Japanese Umbrella History │Japanese Umbrella Design

Today, we will discuss about japan’s another style icon that is Umbrella. This umbrella not only protect us from sun’s heat wave but also used as to show social status. Based on umbrella, we can know about the people’s family background and social status. This umbrella now become fashion icon for japanese ladies after hand fan.

  •  Wagasa, the traditional Japanese umbrella made from bamboo and washi (Japanese paper), is renowned not only for its beauty but also for the precision open/close mechanism. 
  • The first folding umbrellas appeared in Japan around the year 1550 (before that it used for protection purpose from sun light or rain), and they were initially luxury items.

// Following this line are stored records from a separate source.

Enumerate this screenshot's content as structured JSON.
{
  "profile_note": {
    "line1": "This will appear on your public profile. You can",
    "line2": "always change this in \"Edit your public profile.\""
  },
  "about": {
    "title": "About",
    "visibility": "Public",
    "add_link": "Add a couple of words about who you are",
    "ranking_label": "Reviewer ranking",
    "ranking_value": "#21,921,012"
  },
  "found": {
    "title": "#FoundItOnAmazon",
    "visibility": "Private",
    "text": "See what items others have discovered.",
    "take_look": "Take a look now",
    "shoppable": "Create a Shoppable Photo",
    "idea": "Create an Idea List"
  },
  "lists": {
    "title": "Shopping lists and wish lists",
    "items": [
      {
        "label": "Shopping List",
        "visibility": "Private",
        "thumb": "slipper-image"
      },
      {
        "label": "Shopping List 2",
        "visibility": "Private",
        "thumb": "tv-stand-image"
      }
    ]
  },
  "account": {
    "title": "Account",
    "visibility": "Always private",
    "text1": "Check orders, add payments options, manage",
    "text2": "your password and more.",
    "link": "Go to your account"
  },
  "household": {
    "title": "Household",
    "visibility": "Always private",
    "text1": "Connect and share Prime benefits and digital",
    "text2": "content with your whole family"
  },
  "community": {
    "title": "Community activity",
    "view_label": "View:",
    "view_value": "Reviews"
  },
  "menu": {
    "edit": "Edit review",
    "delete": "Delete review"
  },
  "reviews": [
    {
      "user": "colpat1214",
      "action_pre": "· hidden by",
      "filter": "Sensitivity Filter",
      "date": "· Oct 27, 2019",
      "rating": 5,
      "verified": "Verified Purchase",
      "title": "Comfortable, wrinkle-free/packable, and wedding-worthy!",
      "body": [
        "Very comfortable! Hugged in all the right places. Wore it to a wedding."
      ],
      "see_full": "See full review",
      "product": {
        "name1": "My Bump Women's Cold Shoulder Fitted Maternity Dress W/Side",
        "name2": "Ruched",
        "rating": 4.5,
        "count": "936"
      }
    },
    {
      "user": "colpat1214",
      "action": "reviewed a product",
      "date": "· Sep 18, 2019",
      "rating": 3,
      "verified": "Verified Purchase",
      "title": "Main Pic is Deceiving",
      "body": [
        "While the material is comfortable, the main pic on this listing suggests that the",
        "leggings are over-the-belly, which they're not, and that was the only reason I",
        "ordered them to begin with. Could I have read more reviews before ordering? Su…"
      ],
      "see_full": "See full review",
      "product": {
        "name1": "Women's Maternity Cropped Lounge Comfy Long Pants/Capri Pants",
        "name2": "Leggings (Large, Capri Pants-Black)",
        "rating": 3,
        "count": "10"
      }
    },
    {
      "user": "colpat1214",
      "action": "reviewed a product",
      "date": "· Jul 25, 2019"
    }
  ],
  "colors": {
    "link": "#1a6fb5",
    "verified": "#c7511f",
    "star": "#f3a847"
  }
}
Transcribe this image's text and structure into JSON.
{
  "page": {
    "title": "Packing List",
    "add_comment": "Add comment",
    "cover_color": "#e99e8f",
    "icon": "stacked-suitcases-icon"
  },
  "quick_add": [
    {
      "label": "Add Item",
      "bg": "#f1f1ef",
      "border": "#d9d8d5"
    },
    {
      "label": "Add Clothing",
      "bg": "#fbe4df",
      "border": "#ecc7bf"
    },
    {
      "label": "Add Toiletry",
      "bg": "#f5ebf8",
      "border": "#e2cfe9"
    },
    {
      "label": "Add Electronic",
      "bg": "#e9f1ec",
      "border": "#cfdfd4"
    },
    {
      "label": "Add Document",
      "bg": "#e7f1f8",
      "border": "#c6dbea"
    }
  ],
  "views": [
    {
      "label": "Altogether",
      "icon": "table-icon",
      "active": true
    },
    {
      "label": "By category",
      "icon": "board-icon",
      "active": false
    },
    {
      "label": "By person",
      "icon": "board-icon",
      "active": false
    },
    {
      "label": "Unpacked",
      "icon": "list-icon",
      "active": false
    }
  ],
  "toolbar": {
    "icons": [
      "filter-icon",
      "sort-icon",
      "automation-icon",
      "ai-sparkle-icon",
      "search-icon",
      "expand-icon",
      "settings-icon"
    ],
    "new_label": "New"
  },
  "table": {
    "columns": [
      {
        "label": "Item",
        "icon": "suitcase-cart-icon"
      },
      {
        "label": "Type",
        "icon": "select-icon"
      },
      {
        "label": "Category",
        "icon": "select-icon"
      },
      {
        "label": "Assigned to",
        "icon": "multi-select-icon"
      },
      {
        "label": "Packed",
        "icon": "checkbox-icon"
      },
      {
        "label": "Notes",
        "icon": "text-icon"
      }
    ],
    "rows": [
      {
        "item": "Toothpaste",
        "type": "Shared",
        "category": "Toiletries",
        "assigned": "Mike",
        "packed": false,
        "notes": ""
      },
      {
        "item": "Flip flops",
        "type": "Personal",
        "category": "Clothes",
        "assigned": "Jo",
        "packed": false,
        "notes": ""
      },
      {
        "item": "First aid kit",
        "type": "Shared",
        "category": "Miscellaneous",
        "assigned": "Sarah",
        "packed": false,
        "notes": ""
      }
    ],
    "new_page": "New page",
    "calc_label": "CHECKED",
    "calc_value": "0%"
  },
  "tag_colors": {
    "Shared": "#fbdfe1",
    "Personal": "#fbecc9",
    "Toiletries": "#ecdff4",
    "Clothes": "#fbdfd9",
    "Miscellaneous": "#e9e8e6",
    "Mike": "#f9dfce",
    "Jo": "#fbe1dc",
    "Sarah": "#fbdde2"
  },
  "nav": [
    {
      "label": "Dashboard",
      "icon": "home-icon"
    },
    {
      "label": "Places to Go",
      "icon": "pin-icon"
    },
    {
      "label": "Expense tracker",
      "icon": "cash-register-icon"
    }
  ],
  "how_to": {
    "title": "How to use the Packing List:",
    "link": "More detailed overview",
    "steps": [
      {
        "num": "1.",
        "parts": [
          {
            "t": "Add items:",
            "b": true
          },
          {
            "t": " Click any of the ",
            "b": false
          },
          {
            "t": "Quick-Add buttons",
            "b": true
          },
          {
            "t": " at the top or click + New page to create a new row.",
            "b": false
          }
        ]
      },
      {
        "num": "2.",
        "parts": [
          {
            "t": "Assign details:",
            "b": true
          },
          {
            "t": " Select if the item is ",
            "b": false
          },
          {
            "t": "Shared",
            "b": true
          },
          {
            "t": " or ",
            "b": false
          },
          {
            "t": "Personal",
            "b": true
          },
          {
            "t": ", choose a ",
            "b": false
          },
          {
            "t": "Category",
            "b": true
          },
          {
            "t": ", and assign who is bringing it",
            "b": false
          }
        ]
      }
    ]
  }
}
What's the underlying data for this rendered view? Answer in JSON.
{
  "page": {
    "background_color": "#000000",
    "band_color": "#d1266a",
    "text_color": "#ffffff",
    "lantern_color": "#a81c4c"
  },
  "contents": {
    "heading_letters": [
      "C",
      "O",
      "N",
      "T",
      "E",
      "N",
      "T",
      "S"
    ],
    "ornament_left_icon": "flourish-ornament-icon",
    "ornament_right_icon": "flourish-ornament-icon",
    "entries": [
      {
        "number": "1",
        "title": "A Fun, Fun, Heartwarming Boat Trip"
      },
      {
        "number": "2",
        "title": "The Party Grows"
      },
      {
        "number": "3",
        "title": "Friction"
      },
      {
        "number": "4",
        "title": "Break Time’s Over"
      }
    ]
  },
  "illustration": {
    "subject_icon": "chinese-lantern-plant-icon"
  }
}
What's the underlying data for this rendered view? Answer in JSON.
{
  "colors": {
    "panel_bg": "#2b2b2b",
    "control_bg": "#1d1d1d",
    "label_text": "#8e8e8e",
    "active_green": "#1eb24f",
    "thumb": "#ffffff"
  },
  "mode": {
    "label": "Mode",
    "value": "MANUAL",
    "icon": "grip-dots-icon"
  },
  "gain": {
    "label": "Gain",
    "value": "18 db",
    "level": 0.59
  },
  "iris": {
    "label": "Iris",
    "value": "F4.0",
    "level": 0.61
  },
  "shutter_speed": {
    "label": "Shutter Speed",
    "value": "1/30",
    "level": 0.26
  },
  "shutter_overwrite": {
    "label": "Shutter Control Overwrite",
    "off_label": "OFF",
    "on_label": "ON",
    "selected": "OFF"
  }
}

  • Thereafter , during Edo period, wagasa became more accessible and people start using it not only for protection against rain or  sunlight (heat) but also as a fashion accessory.
  • Now, we’ll know about wagasa…. what is wagasa ??…. Actually, wagasa is so popular in the Japanese tradition that it  has its own spirit. The spirit of wagasa is called karakasa obake umbrella ghost a monster looking like- a folded wagasa, with a single eye and foot wearing a geta.
  • Still known today as a centre for the production of traditional Japanese umbrella, manufacture of wagasa, began in the Kano district of Gifu city in the middle of 18th century. It has been contributed a lot in the economy of Japan.
  • Now we will discuss about it’s production process…. The basic construction of umbrella involves affixing paper over a frame of bamboo strip ribs, and then applying oil and lacquer for water proofing. The raw material for umbrella was to be found   in the valley of Kiso river and  it was easy to obtain sesame oil and lacquer from the local mountain.  Wagasa’s paper is coated with oil to make it waterproof  and at the same time, the coated paper becomes more solid.
  • In addition to the usual type of rain umbrella , Gifu Wagasa also comes in various other types including- large red outdoors parasols that are used to provide shade on outdoor occasions.
  • Such as , tea ceremonies then there are smaller color Buyo-gasa – that figure in performances of traditional Japanese dance.    
  • Gifu Wagasa are an indispensable part of traditional Japanese art & culture. On the contrary, some Wagasa parasols are not coated with oil and thus they can not be used during rainy days but only as protection from the sun. These are mostly used by women.